Snowpiercer, while it contains visceral action sequences that wouldn’t be out of place in a major summer action movie, was given only a limited arthouse release, with major studios leery of giving it high-profile promotion (in fact, it’s a South Korean-funded project).  One can see why upon viewing the complete product; this is not a conventional action movie, or a conventional anything, and it’s too grim and downbeat to be anything resembling “feel good” or crowd-pleasing.  For those not deterred by those disclaimers, Snowpiercer is still a bit of a mess, but it’s an engaging, often fascinating mess bursting with ideas and cool moments, and understanding its allegorical intentions will enhance one’s appreciation of what it’s going for. Continue reading

Elysium (2013)

elysiumDIRECTOR: Neill Blomkamp

CAST: Matt Damon, Jodie Foster, Sharlto Copley, Alice Braga, Diego Luna, Wagner Moura, William Fichtner, Faran Tahir

REVIEW:

Elysium is a tense, engaging sci-fi action thriller with an intriguing premise that’s good for almost two hours of entertaining escapism, but it’s also a film that wets the appetite while leaving us wanting more. Continue reading

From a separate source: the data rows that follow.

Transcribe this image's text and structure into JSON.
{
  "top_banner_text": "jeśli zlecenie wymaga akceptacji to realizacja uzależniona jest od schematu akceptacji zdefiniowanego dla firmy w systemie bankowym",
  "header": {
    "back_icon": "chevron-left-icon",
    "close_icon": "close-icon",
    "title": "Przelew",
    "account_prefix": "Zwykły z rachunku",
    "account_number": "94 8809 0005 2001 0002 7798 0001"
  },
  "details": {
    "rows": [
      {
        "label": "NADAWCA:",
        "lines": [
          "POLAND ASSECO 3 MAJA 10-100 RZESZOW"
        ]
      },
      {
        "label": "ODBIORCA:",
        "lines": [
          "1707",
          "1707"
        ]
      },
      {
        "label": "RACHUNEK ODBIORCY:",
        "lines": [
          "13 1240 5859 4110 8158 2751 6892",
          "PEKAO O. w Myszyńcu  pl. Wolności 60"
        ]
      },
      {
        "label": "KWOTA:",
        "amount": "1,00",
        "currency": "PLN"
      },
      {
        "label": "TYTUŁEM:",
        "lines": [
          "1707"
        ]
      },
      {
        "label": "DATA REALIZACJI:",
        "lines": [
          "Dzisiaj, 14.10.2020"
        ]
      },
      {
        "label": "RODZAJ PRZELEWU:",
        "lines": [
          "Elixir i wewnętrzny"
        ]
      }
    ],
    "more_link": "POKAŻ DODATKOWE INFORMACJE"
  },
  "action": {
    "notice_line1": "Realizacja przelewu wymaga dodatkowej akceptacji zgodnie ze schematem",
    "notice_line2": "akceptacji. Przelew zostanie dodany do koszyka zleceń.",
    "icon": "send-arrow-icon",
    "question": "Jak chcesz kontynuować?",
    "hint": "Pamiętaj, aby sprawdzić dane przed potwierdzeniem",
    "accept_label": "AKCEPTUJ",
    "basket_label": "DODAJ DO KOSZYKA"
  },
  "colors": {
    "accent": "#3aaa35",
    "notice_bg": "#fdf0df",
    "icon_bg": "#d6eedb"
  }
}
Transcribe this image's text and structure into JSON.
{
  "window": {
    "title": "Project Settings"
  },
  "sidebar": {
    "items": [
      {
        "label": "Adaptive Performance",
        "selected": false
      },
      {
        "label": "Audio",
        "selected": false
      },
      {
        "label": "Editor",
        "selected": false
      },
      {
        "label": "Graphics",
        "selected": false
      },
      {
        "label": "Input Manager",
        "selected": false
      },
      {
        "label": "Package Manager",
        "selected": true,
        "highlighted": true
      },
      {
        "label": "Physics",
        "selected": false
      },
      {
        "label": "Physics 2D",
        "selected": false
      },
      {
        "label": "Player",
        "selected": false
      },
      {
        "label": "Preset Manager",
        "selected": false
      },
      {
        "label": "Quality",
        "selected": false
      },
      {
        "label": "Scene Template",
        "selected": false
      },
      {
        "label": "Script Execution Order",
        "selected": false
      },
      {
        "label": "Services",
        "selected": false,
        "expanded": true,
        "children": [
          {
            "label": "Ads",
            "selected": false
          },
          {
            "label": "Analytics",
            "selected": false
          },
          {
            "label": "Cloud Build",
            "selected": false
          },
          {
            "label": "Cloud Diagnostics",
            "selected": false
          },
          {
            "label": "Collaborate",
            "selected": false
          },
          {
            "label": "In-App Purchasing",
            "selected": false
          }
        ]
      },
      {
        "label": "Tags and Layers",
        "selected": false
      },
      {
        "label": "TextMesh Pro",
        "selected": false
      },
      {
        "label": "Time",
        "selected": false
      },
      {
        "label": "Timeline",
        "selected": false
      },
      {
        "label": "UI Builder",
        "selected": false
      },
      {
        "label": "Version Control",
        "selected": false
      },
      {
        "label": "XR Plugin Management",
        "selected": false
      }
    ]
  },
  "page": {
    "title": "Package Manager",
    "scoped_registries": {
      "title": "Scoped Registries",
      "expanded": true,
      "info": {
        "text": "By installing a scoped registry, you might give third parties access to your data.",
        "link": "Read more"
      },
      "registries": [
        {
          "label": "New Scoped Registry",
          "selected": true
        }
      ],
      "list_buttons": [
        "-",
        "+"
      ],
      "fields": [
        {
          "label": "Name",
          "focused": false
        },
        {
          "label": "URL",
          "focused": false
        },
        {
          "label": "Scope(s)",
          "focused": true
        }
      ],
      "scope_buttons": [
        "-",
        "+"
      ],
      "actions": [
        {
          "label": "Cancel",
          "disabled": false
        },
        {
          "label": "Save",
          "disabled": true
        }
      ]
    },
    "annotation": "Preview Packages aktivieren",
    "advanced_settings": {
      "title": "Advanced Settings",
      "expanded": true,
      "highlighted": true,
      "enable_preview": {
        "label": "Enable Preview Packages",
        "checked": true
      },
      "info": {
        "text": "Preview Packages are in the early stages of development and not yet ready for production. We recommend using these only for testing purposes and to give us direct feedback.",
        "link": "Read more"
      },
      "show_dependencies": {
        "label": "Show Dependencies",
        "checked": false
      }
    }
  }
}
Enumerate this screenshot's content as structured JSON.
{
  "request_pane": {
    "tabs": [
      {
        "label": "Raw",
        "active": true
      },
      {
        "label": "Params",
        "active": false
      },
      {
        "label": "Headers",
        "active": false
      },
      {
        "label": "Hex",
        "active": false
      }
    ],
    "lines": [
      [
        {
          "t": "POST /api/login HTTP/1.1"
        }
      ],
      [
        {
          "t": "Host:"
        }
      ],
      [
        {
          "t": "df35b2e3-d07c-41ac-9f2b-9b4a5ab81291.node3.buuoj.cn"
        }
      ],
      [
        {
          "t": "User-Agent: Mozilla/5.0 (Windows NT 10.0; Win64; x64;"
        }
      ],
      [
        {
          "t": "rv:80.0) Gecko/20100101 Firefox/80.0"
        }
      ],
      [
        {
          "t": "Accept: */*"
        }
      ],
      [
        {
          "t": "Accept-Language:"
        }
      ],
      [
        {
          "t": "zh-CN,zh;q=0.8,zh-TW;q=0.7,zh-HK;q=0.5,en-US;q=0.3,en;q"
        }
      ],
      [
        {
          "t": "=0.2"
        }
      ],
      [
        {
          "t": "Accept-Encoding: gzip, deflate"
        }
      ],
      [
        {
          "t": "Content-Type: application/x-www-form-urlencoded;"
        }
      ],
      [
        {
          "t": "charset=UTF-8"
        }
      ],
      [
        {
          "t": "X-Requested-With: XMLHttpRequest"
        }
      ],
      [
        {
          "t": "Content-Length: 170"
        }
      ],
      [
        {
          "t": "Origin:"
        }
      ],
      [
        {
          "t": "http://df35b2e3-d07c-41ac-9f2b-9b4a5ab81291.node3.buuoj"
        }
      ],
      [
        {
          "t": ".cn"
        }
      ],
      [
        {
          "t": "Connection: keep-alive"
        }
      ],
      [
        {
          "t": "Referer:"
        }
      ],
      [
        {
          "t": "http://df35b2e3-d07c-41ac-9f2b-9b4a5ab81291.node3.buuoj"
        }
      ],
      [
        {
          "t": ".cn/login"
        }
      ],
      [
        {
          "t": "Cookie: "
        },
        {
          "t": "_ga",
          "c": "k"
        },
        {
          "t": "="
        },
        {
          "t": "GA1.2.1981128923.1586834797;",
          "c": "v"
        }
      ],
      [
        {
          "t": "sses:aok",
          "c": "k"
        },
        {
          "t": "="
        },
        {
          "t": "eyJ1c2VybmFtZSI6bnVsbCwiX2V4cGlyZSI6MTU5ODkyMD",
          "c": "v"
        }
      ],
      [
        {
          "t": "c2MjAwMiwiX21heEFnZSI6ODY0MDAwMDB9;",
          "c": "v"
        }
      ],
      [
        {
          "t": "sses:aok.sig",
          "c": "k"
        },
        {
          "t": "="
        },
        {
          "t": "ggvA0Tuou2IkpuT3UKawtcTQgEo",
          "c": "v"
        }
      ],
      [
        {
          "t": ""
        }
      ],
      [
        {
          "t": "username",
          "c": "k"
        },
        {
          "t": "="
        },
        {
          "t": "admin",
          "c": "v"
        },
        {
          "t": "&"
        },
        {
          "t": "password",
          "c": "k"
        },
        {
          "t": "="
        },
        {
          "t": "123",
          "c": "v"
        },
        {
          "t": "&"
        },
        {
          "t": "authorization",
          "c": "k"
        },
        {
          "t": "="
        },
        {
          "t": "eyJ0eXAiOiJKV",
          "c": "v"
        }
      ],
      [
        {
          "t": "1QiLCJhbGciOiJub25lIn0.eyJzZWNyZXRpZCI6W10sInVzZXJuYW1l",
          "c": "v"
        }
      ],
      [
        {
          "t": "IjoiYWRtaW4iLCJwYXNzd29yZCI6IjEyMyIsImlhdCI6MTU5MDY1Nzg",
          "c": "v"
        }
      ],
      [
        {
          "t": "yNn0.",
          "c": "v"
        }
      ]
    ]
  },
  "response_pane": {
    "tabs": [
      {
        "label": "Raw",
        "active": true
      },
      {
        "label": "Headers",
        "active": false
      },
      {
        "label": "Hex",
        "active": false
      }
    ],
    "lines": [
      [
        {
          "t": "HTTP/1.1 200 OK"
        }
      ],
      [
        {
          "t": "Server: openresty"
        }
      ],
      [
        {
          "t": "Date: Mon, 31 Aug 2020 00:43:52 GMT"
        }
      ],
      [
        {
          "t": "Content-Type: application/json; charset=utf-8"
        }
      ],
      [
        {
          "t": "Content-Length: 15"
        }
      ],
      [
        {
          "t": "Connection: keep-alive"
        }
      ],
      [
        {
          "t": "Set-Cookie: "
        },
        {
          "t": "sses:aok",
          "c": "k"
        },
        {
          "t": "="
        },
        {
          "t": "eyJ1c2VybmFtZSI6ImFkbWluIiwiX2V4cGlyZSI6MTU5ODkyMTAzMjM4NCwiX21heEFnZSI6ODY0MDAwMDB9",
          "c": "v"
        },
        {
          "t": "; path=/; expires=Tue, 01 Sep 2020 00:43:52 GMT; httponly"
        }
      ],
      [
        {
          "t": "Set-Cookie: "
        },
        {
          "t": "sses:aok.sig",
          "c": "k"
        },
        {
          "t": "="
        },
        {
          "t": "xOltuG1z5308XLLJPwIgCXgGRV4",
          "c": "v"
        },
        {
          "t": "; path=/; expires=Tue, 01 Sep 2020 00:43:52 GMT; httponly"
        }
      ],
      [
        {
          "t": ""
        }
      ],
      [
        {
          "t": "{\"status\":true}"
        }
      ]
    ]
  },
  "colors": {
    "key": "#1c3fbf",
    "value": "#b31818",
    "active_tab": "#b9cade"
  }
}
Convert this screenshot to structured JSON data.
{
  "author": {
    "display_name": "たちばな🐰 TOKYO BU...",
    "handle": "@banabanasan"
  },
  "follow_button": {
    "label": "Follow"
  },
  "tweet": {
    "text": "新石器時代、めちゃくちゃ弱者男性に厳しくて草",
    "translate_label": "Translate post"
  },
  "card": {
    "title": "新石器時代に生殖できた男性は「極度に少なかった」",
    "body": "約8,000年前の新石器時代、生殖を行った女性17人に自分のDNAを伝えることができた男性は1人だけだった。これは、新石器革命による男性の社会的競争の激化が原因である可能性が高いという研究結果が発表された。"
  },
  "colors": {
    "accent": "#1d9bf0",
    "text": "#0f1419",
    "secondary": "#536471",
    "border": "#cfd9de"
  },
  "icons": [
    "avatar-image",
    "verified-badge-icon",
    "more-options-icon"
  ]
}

Prometheus (2012)

DIRECTOR: Ridley Scott

CAST:

Noomi Rapace, Michael Fassbender, Charlize Theron, Idris Elba, Guy Pearce, Logan Marshall-Green, Rafe Spall, Sean Harris, Benedict Wong, Patrick Wilson

REVIEW:

WARNING: THIS REVIEW WILL MENTION SPECIFIC ASPECTS OF THE FILM’S PLOT

One’s appreciation of Prometheus might be heavily-influenced by what one goes in expecting.  Despite Ridley Scott’s attempts to downplay Prometheus‘ description as a prequel to his 1979 sci-fi horror classic Alien and have it viewed as a stand-alone story, many were disappointed by its loose connections and markedly different aims to its predecessor.  While it does contain elements of horror, Prometheus is less single-minded in its intentions than Alien and has far broader themes it’s trying to tackle.  Chief among Prometheus‘ flaws is that it bites off more than it can chew, but it’s still an intriguing sci-fi entry for those not expecting too much xenomorph action. Continue reading

The Matrix (1999)

DIRECTOR: Andy Wachowski, Larry Wachowski

CAST:

Keanu Reeves, Laurence Fishburne, Carrie-Anne Moss, Hugo Weaving, Joe Pantoliano, Gloria Foster

REVIEW:

Entries in the sci-fi genre have a tendency to fall into one of two pitfalls: either they are dry, intellectual ruminations, or use intriguing premises as mere perfunctory launching pads for generic whizz-bang action and special effects. Continue reading

Strange Days (1995)

DIRECTOR: Kathryn Bigelow

CAST:

Ralph Fiennes, Angela Bassett, Juliette Lewis, Tom Sizemore, Michael Wincott, Vincent D’Onofrio, William Fichtner, Brigitte Bako, Josef Sommer, Glenn Plummer

REVIEW:

A murder-mystery with the backdrop of a vivid and fascinating slightly futuristic sci-fi visionary thriller, Strange Days is entirely worthy of anything with James Cameron’s name attached, and director Kathryn Bigelow (Cameron’s ex-wife) is entirely up to the task of helming Cameron’s story. Strange Days is the whole package: thinking man’s entertainment while appealing equally to the brain and the visceral. Continue reading

Archives

Categories

Bookmarks